• Assigned task:
Select all lines holding the word "name" from the entries that follow.

• Given data:
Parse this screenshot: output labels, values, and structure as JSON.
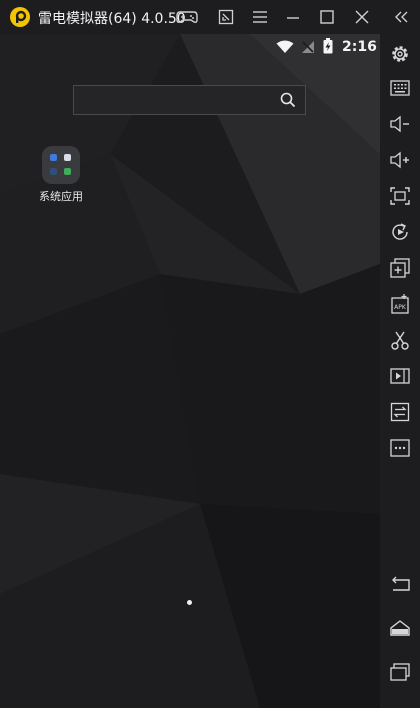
{
  "window": {
    "title": "雷电模拟器(64) 4.0.50",
    "brand_color": "#f5c400"
  },
  "statusbar": {
    "time": "2:16"
  },
  "home": {
    "search_placeholder": "",
    "folder_label": "系统应用"
  },
  "sidebar": {
    "items": [
      "settings-icon",
      "keyboard-icon",
      "volume-down-icon",
      "volume-up-icon",
      "fullscreen-icon",
      "rotate-icon",
      "add-app-icon",
      "apk-install-icon",
      "screenshot-icon",
      "record-icon",
      "sync-icon",
      "more-icon",
      "back-icon",
      "home-icon",
      "recents-icon"
    ]
  }
}
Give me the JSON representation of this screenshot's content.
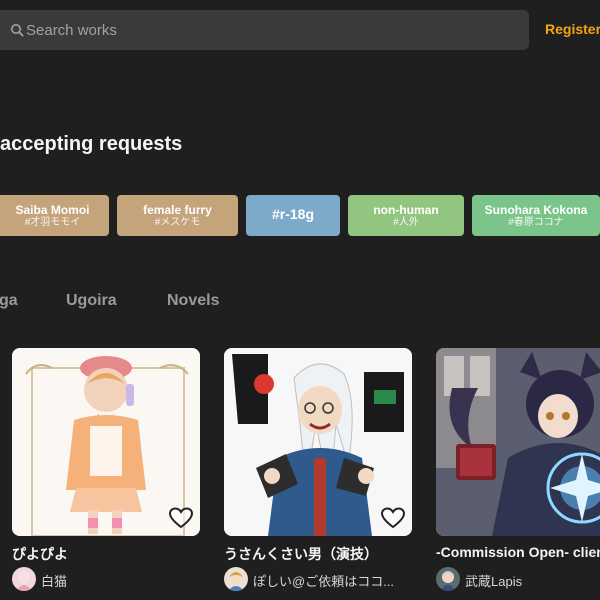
{
  "search": {
    "placeholder": "Search works"
  },
  "header": {
    "register_label": "Register"
  },
  "section": {
    "title": "accepting requests"
  },
  "tags": [
    {
      "name": "Saiba Momoi",
      "sub": "#才羽モモイ",
      "color": "#c4a47a"
    },
    {
      "name": "female furry",
      "sub": "#メスケモ",
      "color": "#c4a47a"
    },
    {
      "name": "#r-18g",
      "sub": "",
      "color": "#7eaac9"
    },
    {
      "name": "non-human",
      "sub": "#人外",
      "color": "#92c57f"
    },
    {
      "name": "Sunohara Kokona",
      "sub": "#春原ココナ",
      "color": "#7cc58a"
    }
  ],
  "tabs": [
    "ga",
    "Ugoira",
    "Novels"
  ],
  "works": [
    {
      "title": "ぴよぴよ",
      "author": "白猫",
      "liked": false
    },
    {
      "title": "うさんくさい男（演技）",
      "author": "ぽしい@ご依頼はココ...",
      "liked": false
    },
    {
      "title": "-Commission Open- clien",
      "author": "武蔵Lapis",
      "liked": false
    }
  ],
  "colors": {
    "accent": "#f6a317",
    "background": "#1f1f1f",
    "search_bg": "#3a3a3a"
  },
  "icons": {
    "search": "search-icon",
    "like": "heart-icon"
  }
}
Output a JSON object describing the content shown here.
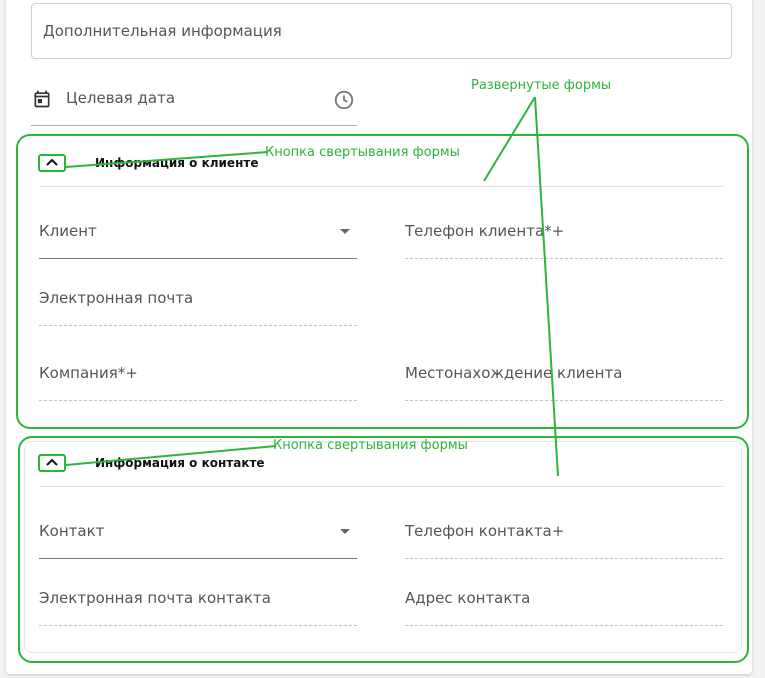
{
  "top": {
    "additional_info_label": "Дополнительная информация",
    "target_date_label": "Целевая дата"
  },
  "client_section": {
    "title": "Информация о клиенте",
    "fields": {
      "client": "Клиент",
      "client_phone": "Телефон клиента*+",
      "email": "Электронная почта",
      "company": "Компания*+",
      "client_location": "Местонахождение клиента"
    }
  },
  "contact_section": {
    "title": "Информация о контакте",
    "fields": {
      "contact": "Контакт",
      "contact_phone": "Телефон контакта+",
      "contact_email": "Электронная почта контакта",
      "contact_address": "Адрес контакта"
    }
  },
  "annotations": {
    "expanded_forms": "Развернутые формы",
    "collapse_button_1": "Кнопка свертывания формы",
    "collapse_button_2": "Кнопка свертывания формы"
  },
  "colors": {
    "annotation_green": "#2db43d"
  },
  "icons": {
    "calendar": "calendar-icon",
    "clock": "clock-icon",
    "chevron_up": "chevron-up-icon",
    "dropdown": "dropdown-arrow-icon"
  }
}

• Written response:
      "name": "Saiba Momoi",
      "name": "female furry",
      "name": "#r-18g",
      "name": "non-human",
      "name": "Sunohara Kokona",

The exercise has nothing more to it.